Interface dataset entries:
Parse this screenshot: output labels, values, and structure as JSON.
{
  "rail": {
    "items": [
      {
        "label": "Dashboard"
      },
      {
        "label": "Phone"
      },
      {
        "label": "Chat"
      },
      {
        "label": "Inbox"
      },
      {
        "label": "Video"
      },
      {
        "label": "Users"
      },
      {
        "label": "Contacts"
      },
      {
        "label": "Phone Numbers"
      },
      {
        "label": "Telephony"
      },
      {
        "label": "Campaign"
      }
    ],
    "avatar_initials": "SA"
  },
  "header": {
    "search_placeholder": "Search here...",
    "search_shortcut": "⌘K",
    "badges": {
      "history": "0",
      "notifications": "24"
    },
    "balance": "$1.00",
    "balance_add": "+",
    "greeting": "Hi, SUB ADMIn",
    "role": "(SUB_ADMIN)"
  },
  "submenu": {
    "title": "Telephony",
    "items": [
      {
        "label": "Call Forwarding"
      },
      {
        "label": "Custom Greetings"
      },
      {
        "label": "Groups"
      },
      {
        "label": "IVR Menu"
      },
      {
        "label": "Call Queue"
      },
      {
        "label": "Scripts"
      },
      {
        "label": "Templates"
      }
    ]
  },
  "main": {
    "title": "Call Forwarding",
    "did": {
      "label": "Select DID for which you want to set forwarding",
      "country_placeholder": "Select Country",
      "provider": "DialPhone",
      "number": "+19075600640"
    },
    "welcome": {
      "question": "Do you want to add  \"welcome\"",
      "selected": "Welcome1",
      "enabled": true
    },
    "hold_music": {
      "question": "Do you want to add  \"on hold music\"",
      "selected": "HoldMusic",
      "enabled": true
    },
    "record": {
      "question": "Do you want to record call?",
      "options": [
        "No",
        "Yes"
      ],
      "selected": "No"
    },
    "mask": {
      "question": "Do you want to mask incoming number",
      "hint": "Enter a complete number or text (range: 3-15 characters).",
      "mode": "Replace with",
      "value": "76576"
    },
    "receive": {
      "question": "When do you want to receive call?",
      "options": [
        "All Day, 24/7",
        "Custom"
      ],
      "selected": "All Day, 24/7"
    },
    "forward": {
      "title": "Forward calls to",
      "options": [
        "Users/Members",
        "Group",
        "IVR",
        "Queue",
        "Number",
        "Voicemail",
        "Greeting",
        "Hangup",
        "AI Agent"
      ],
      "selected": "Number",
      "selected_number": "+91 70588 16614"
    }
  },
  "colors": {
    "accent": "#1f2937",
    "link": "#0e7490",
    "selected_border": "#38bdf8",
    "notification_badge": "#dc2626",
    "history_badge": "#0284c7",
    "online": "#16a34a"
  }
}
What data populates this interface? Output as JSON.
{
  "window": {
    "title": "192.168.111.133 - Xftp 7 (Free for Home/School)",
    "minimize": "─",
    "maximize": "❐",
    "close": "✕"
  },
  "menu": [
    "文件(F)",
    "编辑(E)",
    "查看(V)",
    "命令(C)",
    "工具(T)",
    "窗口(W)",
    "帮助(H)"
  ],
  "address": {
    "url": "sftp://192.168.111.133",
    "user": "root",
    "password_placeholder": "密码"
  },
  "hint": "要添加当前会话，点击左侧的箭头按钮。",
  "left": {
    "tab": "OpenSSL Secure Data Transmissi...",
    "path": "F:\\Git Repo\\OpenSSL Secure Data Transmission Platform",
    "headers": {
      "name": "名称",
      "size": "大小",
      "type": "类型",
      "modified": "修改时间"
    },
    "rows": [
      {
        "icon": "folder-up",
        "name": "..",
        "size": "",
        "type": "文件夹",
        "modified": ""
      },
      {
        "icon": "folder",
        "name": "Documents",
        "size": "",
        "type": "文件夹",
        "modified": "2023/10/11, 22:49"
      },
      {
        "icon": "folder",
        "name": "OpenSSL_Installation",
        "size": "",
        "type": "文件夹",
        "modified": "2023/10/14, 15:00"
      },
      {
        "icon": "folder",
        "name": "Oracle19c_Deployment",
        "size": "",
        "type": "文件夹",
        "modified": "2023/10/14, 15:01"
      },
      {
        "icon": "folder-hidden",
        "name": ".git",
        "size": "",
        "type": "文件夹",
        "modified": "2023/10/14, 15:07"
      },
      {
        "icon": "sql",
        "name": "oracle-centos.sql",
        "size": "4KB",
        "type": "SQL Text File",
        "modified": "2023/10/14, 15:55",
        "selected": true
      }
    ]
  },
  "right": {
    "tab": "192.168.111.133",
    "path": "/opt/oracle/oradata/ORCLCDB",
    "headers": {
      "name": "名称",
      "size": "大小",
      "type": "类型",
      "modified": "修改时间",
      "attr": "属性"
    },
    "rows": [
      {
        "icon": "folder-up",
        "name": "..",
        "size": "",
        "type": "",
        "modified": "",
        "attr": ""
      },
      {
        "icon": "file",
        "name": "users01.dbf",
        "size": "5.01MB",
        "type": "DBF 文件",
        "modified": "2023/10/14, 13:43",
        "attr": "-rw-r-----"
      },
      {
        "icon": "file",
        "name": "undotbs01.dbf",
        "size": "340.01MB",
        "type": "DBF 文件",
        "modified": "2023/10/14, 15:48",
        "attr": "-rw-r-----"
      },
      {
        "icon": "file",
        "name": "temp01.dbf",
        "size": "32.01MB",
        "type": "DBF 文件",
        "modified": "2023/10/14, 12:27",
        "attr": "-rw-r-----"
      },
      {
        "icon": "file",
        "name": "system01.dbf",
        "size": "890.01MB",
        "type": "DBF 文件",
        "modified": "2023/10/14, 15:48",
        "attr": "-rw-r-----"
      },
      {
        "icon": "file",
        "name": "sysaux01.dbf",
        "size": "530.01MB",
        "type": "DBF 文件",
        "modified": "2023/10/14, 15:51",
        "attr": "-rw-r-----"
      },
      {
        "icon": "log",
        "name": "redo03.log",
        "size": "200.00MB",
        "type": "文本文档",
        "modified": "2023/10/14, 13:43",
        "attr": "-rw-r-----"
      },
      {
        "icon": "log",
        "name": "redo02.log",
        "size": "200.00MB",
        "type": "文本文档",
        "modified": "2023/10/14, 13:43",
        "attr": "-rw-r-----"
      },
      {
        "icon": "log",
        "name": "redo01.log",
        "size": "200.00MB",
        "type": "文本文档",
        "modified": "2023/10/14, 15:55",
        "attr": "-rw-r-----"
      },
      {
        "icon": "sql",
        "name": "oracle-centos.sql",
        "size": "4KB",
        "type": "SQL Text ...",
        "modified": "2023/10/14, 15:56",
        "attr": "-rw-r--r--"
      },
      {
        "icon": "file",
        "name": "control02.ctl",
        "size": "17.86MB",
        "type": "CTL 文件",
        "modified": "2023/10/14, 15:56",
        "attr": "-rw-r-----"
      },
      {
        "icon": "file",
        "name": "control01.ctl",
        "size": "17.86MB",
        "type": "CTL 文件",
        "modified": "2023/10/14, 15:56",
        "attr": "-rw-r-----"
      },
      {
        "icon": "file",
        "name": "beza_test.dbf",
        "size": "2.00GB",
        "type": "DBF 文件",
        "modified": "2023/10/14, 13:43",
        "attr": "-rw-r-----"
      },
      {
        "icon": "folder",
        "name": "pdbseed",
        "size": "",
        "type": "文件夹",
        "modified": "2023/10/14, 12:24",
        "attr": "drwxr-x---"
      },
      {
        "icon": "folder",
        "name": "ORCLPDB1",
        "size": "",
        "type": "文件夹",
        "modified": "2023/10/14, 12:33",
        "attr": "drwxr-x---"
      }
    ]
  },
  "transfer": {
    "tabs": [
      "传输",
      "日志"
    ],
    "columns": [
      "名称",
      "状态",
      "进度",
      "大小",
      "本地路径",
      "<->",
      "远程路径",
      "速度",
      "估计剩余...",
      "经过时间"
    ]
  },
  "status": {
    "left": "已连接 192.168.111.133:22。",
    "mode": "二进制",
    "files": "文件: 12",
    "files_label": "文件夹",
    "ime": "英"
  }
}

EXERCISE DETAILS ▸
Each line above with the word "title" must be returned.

ANSWER TO THIS TASK ▸
    "title": "Telephony",
    "title": "Call Forwarding",
      "title": "Forward calls to",
    "title": "192.168.111.133 - Xftp 7 (Free for Home/School)",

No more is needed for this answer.